Rickie Fowler added to the frenzy when he was asked this month if the rumors that Woods is driving the ball by him, by 20 to 30 yards by some reports, are true?

“Oh, yeah,” he told Golf.com. “Way by.”

Add to all this a recent line that surfaced in Las Vegas that Woods is now listed at 20-1 to win a major in 2018, and it seems now may be a good time for a restraint.

Golf is better with Woods, always has been and always will be, but it may be best to allow Tiger time to find out where his body and game are before we declare him back.

Missed Cut

Searching for answers. Twelve months ago, Hideki Matsuyama was virtually unstoppable and, regardless of what the Official World Golf Ranking said, arguably the best player on the planet.

Now a year removed from that lofty position, which featured the Japanese star finishing either first or second in six of his seven starts as the New Year came and went, Matsuyama has faded back to fifth in the world and on Sunday finished fifth, some 10 strokes behind winner Brooks Koepka, at the Dunlop Phoenix.

“That hurt,” Matsuyama told the Japan Times. “I don’t know whether it’s a lack of practice or whether I lack the strength to keep playing well. It seems there are many issues to address.”

Since his last victory at the WGC-Bridgestone Invitational, Matsuyama has just two top-10 finishes on Tour and he ended his 2016-17 season with a particularly poor performance at the Presidents Cup.

While Matsuyama’s take seems extreme considering his season, there are certainly answers that need answering.

Trump playing 'quickly' with Tiger, DJ

By Golf Channel DigitalNovember 24, 2017, 1:33 pm

Updated at 11:14 a.m. ET

An Instagram user known as hwalks posted photos to her account that included images of Tiger Woods, President Trump and Dustin Johnson Friday at Trump National, as well as video of Woods' swing.

Here are some other social media posts that have surfaced:

Original story:

Tiger Woods is scheduled to make his return to competition next week at his Hero World Challenge. But first, a (quick) round with the President.

President Donald Trump tweeted on Friday that he was going to play at Trump National Golf Club in Jupiter, Fla., alongside Woods and world No. 1 Dustin Johnson.

Woods and President Trump previously played last December. Trump, who, according to trumpgolfcount.com has played 75 rounds since taking over the presidency, has also played over the last year with Rory McIlroy, Ernie Els and Hideki Matsuyama.

Chawrasia leads major champs in Hong Kong

By Associated PressNovember 24, 2017, 1:19 pm

HONG KONG – S.S.P. Chawrasia extended his lead at the Hong Kong Open to two strokes Friday after a 4-under 66 in the second round.

Chawrasia, who had led by one at the Hong Kong Golf Club, is at 9-under 131 overall and took as much as a five-stroke lead at one point.

''Yesterday I was putting very well, and today, also I make some up and downs.

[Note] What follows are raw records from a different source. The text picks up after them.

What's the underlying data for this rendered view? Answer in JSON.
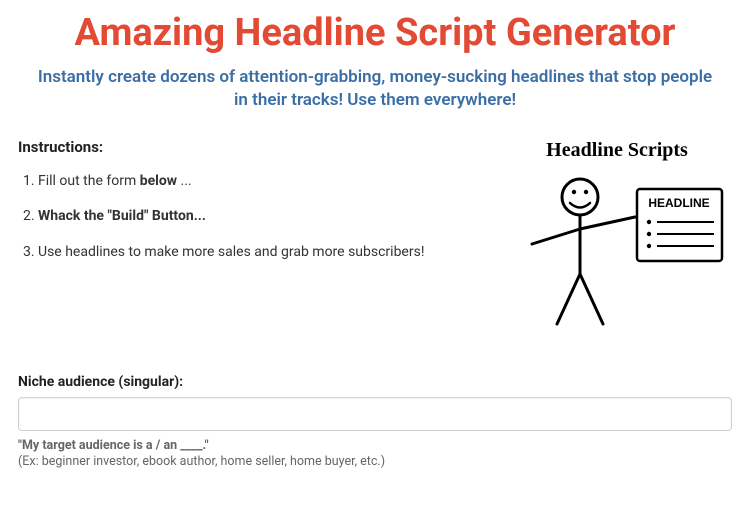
{
  "title": "Amazing Headline Script Generator",
  "subtitle": "Instantly create dozens of attention-grabbing, money-sucking headlines that stop people in their tracks! Use them everywhere!",
  "instructions_label": "Instructions:",
  "instructions": {
    "item1_prefix": "Fill out the form ",
    "item1_bold": "below",
    "item1_suffix": " ...",
    "item2": "Whack the \"Build\" Button...",
    "item3": "Use headlines to make more sales and grab more subscribers!"
  },
  "illustration": {
    "title": "Headline Scripts",
    "card_label": "HEADLINE"
  },
  "form": {
    "niche_label": "Niche audience (singular):",
    "niche_value": "",
    "niche_helper_bold": "\"My target audience is a / an ____.\"",
    "niche_helper_example": "(Ex: beginner investor, ebook author, home seller, home buyer, etc.)"
  }
}
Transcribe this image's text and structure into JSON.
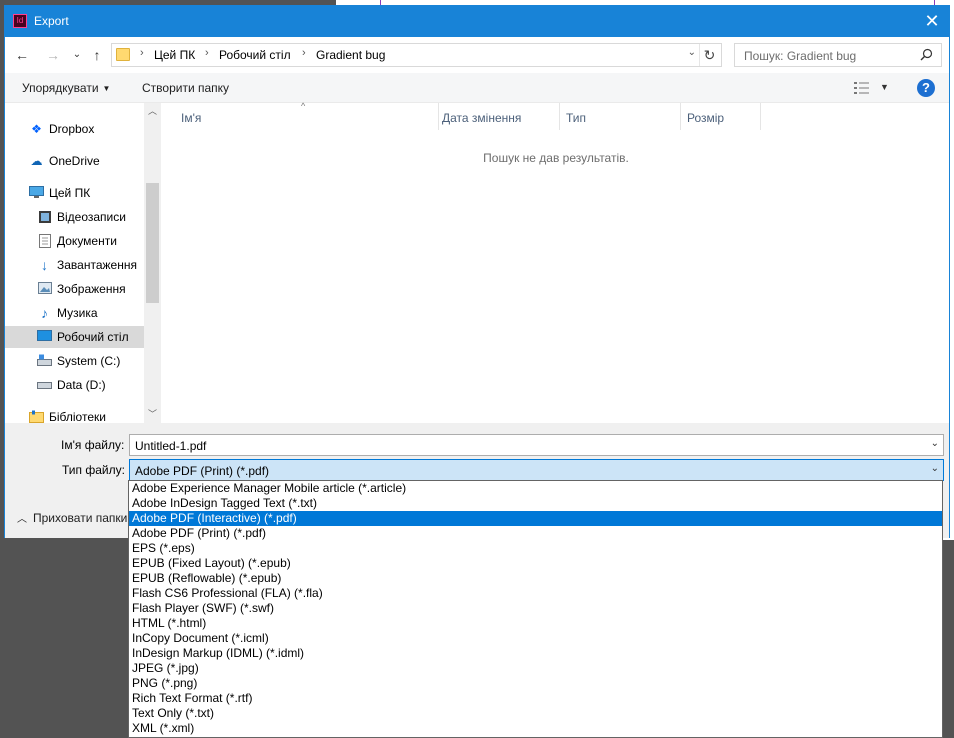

I saved a couple of short putts. That's why I think I'm leading by two shots most probably,'' the Indian said. ''The next two days, I'm just looking forward.''

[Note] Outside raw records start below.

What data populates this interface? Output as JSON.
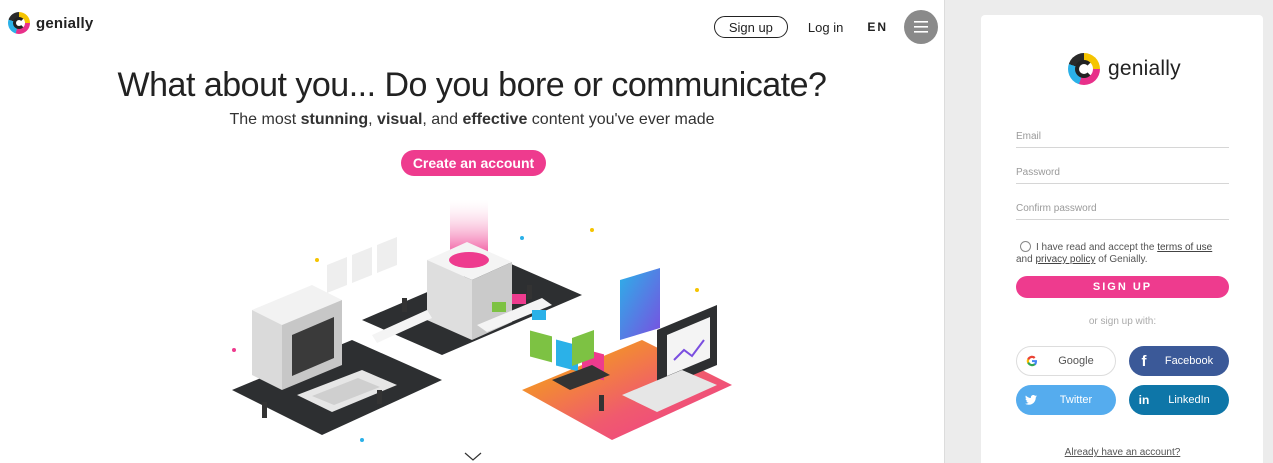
{
  "brand": {
    "name": "genially"
  },
  "topnav": {
    "signup_label": "Sign up",
    "login_label": "Log in",
    "language": "EN",
    "menu_icon": "hamburger-icon"
  },
  "hero": {
    "title": "What about you... Do you bore or communicate?",
    "subtitle_parts": [
      "The most ",
      "stunning",
      ", ",
      "visual",
      ", and ",
      "effective",
      " content you've ever made"
    ],
    "cta_label": "Create an account"
  },
  "signup": {
    "email_placeholder": "Email",
    "password_placeholder": "Password",
    "confirm_placeholder": "Confirm password",
    "terms_prefix": "I have read and accept the ",
    "terms_link": "terms of use",
    "terms_middle": "and ",
    "privacy_link": "privacy policy",
    "terms_suffix": " of Genially.",
    "button_label": "SIGN UP",
    "or_text": "or sign up with:",
    "social": {
      "google": "Google",
      "facebook": "Facebook",
      "twitter": "Twitter",
      "linkedin": "LinkedIn"
    },
    "already_label": "Already have an account?"
  },
  "colors": {
    "accent": "#ee3b8e",
    "facebook": "#3b5998",
    "twitter": "#55acee",
    "linkedin": "#0e76a8"
  }
}
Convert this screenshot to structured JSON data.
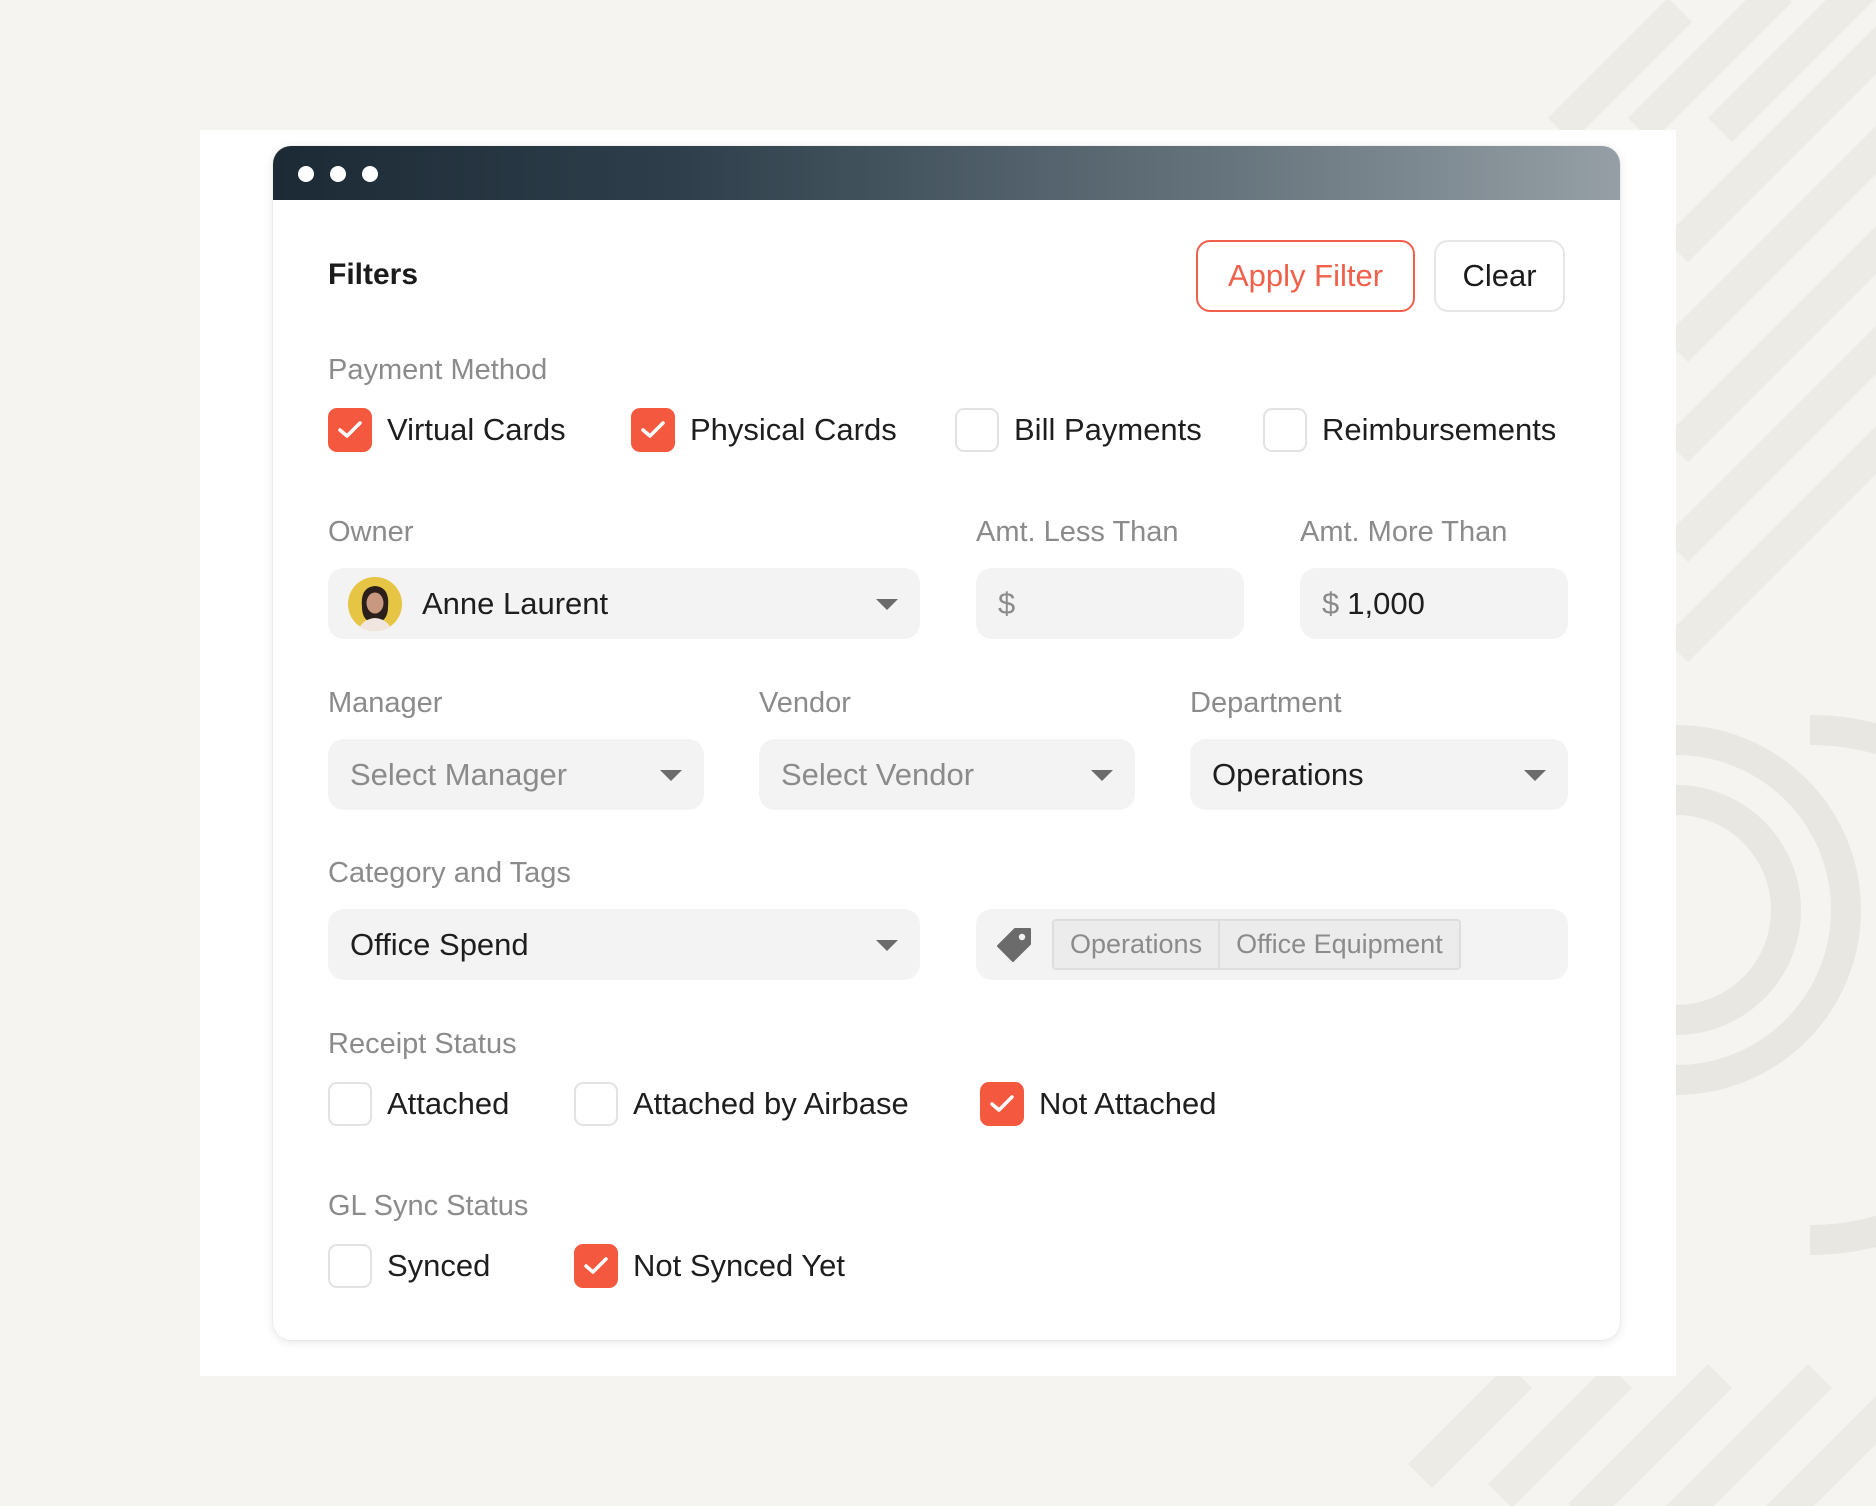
{
  "window": {
    "title": "Filters",
    "buttons": {
      "apply": "Apply Filter",
      "clear": "Clear"
    }
  },
  "payment_method": {
    "label": "Payment Method",
    "options": [
      {
        "label": "Virtual Cards",
        "checked": true
      },
      {
        "label": "Physical Cards",
        "checked": true
      },
      {
        "label": "Bill Payments",
        "checked": false
      },
      {
        "label": "Reimbursements",
        "checked": false
      }
    ]
  },
  "owner": {
    "label": "Owner",
    "value": "Anne Laurent"
  },
  "amount_less": {
    "label": "Amt. Less Than",
    "currency": "$",
    "value": ""
  },
  "amount_more": {
    "label": "Amt. More Than",
    "currency": "$",
    "value": "1,000"
  },
  "manager": {
    "label": "Manager",
    "placeholder": "Select Manager"
  },
  "vendor": {
    "label": "Vendor",
    "placeholder": "Select Vendor"
  },
  "department": {
    "label": "Department",
    "value": "Operations"
  },
  "category": {
    "label": "Category and Tags",
    "value": "Office Spend",
    "tags": [
      "Operations",
      "Office Equipment"
    ]
  },
  "receipt_status": {
    "label": "Receipt Status",
    "options": [
      {
        "label": "Attached",
        "checked": false
      },
      {
        "label": "Attached by Airbase",
        "checked": false
      },
      {
        "label": "Not Attached",
        "checked": true
      }
    ]
  },
  "gl_sync_status": {
    "label": "GL Sync Status",
    "options": [
      {
        "label": "Synced",
        "checked": false
      },
      {
        "label": "Not Synced Yet",
        "checked": true
      }
    ]
  },
  "colors": {
    "accent": "#f4593f",
    "apply_border": "#f0604a"
  },
  "icons": {
    "dropdown": "caret-down-icon",
    "tag": "tag-icon",
    "check": "checkmark-icon"
  }
}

Full-field scores from the UBS Hong Kong Open

Thomas Aiken (64) is second, followed by Alexander Bjork (66), Joakim Lagergren (66), Poom Saksansin (68) and Julian Suri (67) at 5 under 135.

Aiken's round was the lowest of the tournament.

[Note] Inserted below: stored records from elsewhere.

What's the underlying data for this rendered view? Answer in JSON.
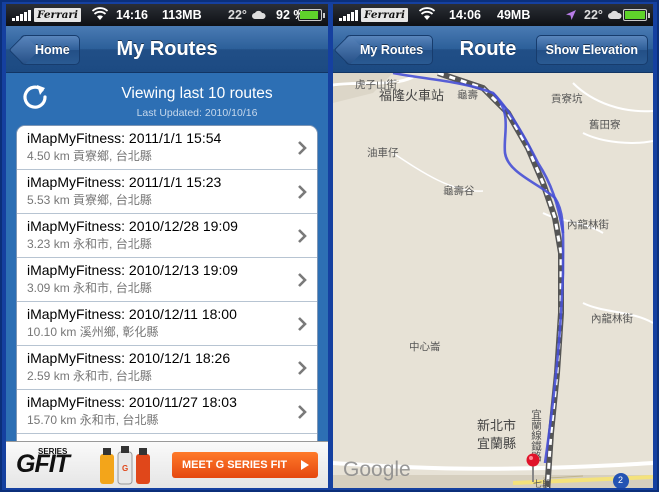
{
  "left_phone": {
    "status": {
      "carrier": "Ferrari",
      "time": "14:16",
      "memory": "113MB",
      "temperature": "22°",
      "battery_pct": "92 %",
      "battery_level": 0.92
    },
    "nav": {
      "back_label": "Home",
      "title": "My Routes"
    },
    "header": {
      "title": "Viewing last 10 routes",
      "last_updated": "Last Updated: 2010/10/16"
    },
    "routes": [
      {
        "name": "iMapMyFitness: 2011/1/1 15:54",
        "detail": "4.50 km 貢寮鄉, 台北縣"
      },
      {
        "name": "iMapMyFitness: 2011/1/1 15:23",
        "detail": "5.53 km 貢寮鄉, 台北縣"
      },
      {
        "name": "iMapMyFitness: 2010/12/28 19:09",
        "detail": "3.23 km 永和市, 台北縣"
      },
      {
        "name": "iMapMyFitness: 2010/12/13 19:09",
        "detail": "3.09 km 永和市, 台北縣"
      },
      {
        "name": "iMapMyFitness: 2010/12/11 18:00",
        "detail": "10.10 km 溪州鄉, 彰化縣"
      },
      {
        "name": "iMapMyFitness: 2010/12/1 18:26",
        "detail": "2.59 km 永和市, 台北縣"
      },
      {
        "name": "iMapMyFitness: 2010/11/27 18:03",
        "detail": "15.70 km 永和市, 台北縣"
      },
      {
        "name": "iMapMyFitness: 2010/10/17 1",
        "detail": ""
      }
    ],
    "ad": {
      "brand": "G",
      "brand_suffix": "FIT",
      "series": "SERIES",
      "cta": "MEET G SERIES FIT"
    }
  },
  "right_phone": {
    "status": {
      "carrier": "Ferrari",
      "time": "14:06",
      "memory": "49MB",
      "temperature": "22°",
      "battery_level": 1.0
    },
    "nav": {
      "back_label": "My Routes",
      "title": "Route",
      "action_label": "Show Elevation"
    },
    "map": {
      "labels": {
        "huzishan": "虎子山街",
        "fulong_station": "福隆火車站",
        "guishou": "龜壽",
        "gongliao_fulong": "貢寮坑",
        "jiutian": "舊田寮",
        "youche": "油車仔",
        "guishougu": "龜壽谷",
        "neilongjie": "內龍林街",
        "neilonglin": "內龍林街",
        "zhongxin": "中心崙",
        "yilan_railway": "宜蘭線鐵路",
        "xinbei": "新北市",
        "yilan_county": "宜蘭縣",
        "road_2": "2",
        "lin": "七段"
      },
      "attribution": "Google"
    }
  }
}
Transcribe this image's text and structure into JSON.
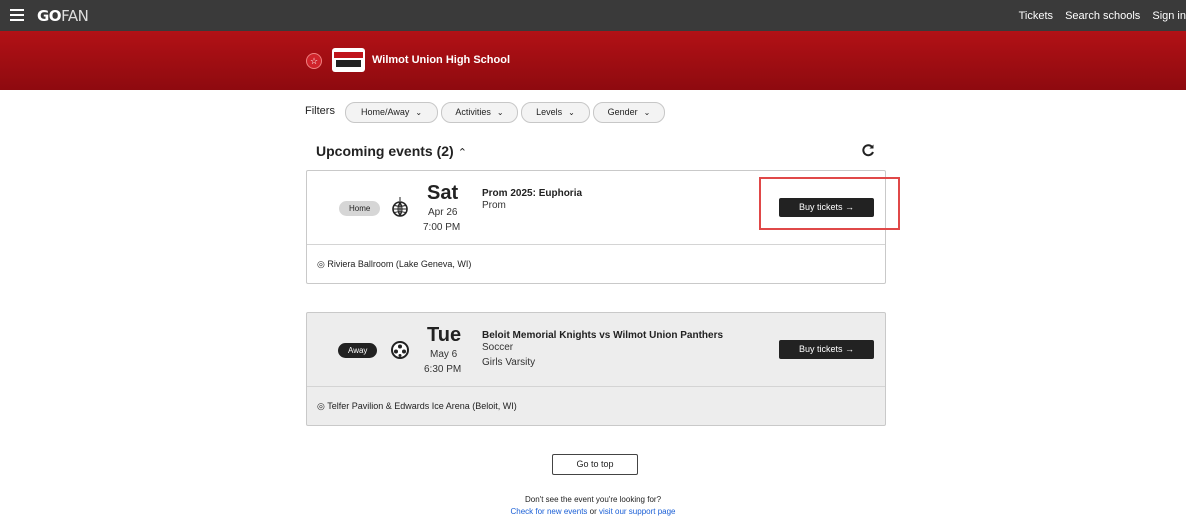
{
  "nav": {
    "logo_bold": "GO",
    "logo_thin": "FAN",
    "links": [
      "Tickets",
      "Search schools",
      "Sign in"
    ]
  },
  "school": {
    "name": "Wilmot Union High School",
    "favorite_icon": "star-icon",
    "brand_color": "#b21116"
  },
  "filters": {
    "label": "Filters",
    "chips": [
      {
        "label": "Home/Away"
      },
      {
        "label": "Activities"
      },
      {
        "label": "Levels"
      },
      {
        "label": "Gender"
      }
    ]
  },
  "upcoming": {
    "heading": "Upcoming events (2)",
    "toggle_glyph": "^",
    "refresh_glyph": "C"
  },
  "events": [
    {
      "badge": "Home",
      "icon": "disco-ball-icon",
      "day": "Sat",
      "date": "Apr 26",
      "time": "7:00 PM",
      "title": "Prom 2025: Euphoria",
      "activity": "Prom",
      "level": "",
      "buy_label": "Buy tickets →",
      "location": "Riviera Ballroom (Lake Geneva, WI)"
    },
    {
      "badge": "Away",
      "icon": "soccer-ball-icon",
      "day": "Tue",
      "date": "May 6",
      "time": "6:30 PM",
      "title": "Beloit Memorial Knights vs Wilmot Union Panthers",
      "activity": "Soccer",
      "level": "Girls Varsity",
      "buy_label": "Buy tickets →",
      "location": "Telfer Pavilion & Edwards Ice Arena (Beloit, WI)"
    }
  ],
  "footer": {
    "go_top": "Go to top",
    "prompt": "Don't see the event you're looking for?",
    "link1": "Check for new events",
    "or_text": "or",
    "link2": "visit our support page"
  }
}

''It is tough out there. The greens are really firm. You've got to hit the fairway,'' Aiken said. ''If you get above the holes, putts can get away from you.''

Justin Rose (69) had six birdies, but three bogeys and a double-bogey at the par 3 12th kept him at 3 under for the tournament.

Masters champion Sergio Garcia (71), playing for the first time in Hong Kong, was at even par, as was defending champion Sam Brazel (71) and 2014 champion Scott Hend (67).

''I have to play better,'' Garcia said. ''The way I felt like I played, it's difficult. This kind of course, you need to play well to shoot a good score.''